----- Provided entries -----

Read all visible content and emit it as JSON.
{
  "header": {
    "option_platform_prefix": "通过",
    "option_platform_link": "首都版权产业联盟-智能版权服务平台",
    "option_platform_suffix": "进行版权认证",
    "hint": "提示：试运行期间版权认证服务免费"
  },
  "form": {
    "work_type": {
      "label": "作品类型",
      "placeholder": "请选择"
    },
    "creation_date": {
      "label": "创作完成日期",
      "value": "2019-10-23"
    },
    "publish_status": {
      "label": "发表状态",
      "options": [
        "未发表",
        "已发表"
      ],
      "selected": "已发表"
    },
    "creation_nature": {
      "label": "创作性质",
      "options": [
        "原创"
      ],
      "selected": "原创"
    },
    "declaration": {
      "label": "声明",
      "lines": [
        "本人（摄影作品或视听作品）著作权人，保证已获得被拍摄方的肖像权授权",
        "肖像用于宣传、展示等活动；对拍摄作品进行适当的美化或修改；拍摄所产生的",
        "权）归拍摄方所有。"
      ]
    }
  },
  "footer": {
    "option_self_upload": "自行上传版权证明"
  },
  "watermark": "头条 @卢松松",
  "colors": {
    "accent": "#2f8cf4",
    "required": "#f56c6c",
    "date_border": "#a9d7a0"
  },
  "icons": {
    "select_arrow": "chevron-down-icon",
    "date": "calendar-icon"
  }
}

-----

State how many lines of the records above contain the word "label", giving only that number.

5